Book review: Organising Knowledge — Taxonomies, Knowledge and Organisational Effectiveness
Taxonomies, Knowledge and Organisational Effectiveness
Patrick Lambe, 2007
Taxonomies are often surrounded by an air of reverence and mystique. Traditionally seen as the domain of librarians, recordkeepers and botanists, they are now hot property in business circles, but no better understood.
Patrick Lambe’s book sets out to systematically address these issues, by introducing, explaining and exploring taxonomies. Coming from a background as a librarian, knowledge management expert and consultant, Patrick draws together many topics to provide a rich view of taxonomies in the real world.
This is not a how-to manual. While a strong overall methodology is outlined for creating and maintaining a taxonomy, there is not enough detail to allow the uninitiated to walk this path unaided. This book does, however, achieve two very important aims.

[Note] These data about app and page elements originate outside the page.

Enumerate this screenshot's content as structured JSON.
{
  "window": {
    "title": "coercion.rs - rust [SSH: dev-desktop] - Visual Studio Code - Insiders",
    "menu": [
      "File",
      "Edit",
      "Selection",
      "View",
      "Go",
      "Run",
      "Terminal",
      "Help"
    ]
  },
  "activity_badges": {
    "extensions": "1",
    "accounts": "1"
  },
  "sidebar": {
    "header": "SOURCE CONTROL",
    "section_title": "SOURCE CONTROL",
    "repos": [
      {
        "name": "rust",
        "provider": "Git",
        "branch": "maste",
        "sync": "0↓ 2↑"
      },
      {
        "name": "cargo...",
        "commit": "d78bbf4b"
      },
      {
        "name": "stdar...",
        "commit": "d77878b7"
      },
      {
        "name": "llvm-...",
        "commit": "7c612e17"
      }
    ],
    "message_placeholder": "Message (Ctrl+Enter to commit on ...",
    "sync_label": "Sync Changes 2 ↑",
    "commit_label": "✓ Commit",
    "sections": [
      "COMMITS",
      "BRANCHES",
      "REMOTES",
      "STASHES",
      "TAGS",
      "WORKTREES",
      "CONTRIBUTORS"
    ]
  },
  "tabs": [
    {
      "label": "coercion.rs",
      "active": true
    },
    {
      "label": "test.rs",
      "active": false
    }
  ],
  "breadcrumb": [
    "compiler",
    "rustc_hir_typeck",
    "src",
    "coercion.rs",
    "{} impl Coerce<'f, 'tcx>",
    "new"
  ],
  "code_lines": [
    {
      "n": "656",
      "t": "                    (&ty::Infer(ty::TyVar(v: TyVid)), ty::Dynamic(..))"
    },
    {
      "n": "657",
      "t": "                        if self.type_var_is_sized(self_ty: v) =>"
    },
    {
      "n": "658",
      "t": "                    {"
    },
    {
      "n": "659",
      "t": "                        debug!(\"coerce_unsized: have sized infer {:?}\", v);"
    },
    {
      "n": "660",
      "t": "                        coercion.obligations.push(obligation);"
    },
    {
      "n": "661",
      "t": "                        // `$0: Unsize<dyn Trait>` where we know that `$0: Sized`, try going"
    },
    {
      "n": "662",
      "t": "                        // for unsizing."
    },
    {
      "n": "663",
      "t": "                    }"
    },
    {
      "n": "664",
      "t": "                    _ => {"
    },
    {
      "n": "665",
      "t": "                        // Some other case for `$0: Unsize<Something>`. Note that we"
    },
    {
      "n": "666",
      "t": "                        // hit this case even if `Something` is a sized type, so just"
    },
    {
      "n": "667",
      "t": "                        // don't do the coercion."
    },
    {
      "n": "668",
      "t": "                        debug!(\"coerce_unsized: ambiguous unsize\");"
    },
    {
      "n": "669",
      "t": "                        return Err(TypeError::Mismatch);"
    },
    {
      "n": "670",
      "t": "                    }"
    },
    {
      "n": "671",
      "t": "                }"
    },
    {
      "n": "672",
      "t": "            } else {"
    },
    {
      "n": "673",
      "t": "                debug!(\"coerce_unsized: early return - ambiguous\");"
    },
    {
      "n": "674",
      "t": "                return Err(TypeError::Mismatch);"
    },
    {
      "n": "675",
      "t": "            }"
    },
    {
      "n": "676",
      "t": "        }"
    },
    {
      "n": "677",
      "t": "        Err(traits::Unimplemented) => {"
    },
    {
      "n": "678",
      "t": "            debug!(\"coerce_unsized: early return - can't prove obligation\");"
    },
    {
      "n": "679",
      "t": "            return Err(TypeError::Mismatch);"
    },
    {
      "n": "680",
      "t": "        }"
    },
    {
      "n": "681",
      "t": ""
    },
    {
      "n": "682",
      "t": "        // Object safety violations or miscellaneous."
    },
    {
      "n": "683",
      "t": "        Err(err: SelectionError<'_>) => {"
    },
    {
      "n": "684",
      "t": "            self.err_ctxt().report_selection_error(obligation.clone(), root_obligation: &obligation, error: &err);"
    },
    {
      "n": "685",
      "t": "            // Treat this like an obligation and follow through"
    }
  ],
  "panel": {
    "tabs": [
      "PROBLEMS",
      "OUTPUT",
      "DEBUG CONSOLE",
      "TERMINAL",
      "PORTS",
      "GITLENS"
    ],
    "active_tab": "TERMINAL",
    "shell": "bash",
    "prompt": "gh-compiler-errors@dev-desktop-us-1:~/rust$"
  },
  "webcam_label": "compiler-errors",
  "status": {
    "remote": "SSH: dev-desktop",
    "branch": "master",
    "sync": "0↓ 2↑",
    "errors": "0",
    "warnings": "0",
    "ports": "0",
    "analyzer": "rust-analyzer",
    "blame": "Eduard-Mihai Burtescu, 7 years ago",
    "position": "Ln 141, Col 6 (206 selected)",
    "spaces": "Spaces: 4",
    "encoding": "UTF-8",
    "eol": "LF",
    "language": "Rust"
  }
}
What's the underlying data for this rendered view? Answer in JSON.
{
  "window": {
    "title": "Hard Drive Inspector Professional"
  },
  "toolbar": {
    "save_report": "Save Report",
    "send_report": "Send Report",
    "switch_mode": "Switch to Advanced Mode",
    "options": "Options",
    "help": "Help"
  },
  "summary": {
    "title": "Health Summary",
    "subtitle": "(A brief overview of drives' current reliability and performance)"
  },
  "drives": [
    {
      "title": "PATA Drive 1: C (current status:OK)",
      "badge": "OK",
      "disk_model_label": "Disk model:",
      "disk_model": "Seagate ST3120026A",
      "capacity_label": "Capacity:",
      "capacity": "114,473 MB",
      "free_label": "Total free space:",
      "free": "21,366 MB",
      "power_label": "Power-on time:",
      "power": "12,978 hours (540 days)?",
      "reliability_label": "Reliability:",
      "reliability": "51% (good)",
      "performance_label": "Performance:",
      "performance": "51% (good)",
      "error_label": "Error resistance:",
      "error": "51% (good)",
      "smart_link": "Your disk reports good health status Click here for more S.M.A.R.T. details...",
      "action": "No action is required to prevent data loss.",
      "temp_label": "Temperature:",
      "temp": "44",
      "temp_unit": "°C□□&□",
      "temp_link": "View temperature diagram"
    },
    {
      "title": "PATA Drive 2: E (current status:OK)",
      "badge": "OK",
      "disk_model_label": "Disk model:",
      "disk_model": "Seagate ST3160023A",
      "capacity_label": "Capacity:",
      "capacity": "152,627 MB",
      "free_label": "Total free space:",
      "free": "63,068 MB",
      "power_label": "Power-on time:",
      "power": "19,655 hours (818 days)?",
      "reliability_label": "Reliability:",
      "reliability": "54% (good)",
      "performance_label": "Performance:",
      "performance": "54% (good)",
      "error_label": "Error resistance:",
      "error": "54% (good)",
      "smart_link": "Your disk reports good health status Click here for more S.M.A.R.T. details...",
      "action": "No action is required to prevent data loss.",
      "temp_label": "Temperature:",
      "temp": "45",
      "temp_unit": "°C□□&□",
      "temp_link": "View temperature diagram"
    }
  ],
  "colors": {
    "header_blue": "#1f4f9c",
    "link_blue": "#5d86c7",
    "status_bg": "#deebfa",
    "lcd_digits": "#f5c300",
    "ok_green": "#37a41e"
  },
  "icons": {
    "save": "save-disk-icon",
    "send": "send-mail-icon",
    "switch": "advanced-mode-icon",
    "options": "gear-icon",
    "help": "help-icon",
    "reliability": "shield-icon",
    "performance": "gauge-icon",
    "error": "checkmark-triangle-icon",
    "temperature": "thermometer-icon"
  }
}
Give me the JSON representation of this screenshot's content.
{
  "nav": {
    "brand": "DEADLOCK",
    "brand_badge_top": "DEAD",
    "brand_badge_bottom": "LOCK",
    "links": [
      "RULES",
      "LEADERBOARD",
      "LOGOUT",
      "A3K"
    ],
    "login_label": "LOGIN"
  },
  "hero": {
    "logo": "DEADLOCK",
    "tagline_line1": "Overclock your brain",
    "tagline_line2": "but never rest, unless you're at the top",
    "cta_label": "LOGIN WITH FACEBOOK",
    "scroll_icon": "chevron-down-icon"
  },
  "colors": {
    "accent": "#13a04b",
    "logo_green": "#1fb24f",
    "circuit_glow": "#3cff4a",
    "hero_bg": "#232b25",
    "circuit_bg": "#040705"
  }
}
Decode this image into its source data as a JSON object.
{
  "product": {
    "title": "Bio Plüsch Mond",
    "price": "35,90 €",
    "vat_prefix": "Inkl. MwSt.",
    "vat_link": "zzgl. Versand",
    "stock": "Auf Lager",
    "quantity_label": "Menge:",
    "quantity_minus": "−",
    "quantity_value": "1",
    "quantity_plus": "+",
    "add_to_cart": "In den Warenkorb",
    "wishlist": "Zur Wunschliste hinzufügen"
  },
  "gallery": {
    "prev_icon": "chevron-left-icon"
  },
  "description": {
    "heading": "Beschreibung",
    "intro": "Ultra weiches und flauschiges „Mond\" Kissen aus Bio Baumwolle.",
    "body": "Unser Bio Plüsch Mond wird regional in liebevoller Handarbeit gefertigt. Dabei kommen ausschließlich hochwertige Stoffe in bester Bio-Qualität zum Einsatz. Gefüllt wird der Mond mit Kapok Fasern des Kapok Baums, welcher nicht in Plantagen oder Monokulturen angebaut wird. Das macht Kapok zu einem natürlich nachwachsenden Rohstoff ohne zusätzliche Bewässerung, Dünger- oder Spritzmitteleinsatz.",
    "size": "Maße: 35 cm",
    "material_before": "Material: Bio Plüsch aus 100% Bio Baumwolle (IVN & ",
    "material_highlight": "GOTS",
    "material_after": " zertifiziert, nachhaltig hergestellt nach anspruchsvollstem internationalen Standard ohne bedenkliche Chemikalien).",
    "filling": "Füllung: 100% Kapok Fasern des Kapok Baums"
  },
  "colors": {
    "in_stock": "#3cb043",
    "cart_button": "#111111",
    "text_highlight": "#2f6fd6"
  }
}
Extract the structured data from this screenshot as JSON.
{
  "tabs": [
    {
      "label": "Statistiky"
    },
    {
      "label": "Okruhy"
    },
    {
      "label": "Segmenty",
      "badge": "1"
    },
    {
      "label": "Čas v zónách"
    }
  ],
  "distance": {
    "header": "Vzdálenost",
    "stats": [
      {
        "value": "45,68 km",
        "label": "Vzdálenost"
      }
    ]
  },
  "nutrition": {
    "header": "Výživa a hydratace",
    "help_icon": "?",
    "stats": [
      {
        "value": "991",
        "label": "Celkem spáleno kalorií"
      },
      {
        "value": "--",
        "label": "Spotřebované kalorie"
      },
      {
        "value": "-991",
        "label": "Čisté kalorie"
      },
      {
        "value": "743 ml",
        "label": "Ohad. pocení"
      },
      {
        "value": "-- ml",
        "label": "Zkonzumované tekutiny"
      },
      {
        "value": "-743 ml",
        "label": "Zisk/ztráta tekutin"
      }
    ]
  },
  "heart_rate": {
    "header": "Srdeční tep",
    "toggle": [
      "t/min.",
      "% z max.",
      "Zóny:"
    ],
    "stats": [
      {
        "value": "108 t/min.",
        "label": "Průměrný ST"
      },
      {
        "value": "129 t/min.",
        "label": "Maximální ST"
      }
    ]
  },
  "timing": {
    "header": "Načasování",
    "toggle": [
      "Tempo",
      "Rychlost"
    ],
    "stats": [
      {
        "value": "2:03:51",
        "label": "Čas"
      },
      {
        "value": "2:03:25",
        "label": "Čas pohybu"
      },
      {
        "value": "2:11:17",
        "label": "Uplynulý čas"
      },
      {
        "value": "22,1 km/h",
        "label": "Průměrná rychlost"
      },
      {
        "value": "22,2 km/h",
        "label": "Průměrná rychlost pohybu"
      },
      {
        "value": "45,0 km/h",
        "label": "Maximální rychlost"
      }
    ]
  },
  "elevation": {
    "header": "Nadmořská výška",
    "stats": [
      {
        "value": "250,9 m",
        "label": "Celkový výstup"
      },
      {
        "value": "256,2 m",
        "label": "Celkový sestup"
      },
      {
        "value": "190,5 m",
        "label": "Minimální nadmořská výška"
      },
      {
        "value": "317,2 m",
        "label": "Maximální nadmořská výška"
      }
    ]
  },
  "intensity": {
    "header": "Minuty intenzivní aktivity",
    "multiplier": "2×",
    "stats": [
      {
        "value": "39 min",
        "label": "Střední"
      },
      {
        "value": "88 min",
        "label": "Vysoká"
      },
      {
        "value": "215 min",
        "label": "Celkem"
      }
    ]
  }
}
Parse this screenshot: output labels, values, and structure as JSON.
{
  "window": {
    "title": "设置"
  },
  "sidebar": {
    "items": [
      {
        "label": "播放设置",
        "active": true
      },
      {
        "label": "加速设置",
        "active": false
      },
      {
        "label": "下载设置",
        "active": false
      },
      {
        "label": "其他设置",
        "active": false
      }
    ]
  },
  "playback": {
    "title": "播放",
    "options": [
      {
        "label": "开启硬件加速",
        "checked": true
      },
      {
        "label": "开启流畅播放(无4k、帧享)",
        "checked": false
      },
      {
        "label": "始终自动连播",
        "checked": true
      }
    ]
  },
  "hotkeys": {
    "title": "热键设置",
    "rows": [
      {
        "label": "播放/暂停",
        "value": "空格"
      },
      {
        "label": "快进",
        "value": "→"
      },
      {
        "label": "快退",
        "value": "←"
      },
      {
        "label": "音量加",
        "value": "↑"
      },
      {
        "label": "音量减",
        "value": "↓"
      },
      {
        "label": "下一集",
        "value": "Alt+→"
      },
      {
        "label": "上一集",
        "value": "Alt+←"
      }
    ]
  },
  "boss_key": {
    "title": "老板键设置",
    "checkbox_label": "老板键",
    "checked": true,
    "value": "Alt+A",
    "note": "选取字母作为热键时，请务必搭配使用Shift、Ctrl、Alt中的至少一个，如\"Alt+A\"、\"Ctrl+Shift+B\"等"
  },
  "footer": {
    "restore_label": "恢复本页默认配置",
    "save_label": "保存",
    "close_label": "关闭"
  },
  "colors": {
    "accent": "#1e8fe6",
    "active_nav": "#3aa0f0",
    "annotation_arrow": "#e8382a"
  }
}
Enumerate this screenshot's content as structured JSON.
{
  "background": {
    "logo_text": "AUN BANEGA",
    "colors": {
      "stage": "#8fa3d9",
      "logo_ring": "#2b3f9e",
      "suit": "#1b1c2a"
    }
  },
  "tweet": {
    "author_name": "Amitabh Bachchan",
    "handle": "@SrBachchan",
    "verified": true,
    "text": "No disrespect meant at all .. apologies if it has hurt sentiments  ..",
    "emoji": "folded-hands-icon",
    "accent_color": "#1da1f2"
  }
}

Firstly, it introduces taxonomies and their use to a business audience. Through many current and historical examples, often presented engagingly with great wit, Patrick lays the groundwork for understanding taxonomies. He then builds on this foundation to show how many different types of taxonomies can be put into practice in typical business situations. The mini case studies used throughout are particularly instructive.
Secondly, this book is a call to action for those typically associated with taxonomies (such as librarians and records managers) to take a broader view of the world. Encouraging these specialists to venture outside of their bounded domains, Patrick shows that taxonomies are not a theoretical exercise, but a practical approach that must be tempered by the pragmatic realities of organisations.
Still, I would’ve liked to see a few more concrete techniques introduced into the book, drawing more strongly on information architecture approaches such as card sorting, card-based classification evaluation and usability testing to support the creation of taxonomies. While I am wiser on the meaning and use of taxonomies, I still don’t know that I could create one confidently myself.
By the time the last page is reached, however, this book has become much more than just an introduction to taxonomies. Instead, it has grown into an exploration of many interrelated topics around knowledge, and how to put it to work. For this, Patrick Lambe is to be commended.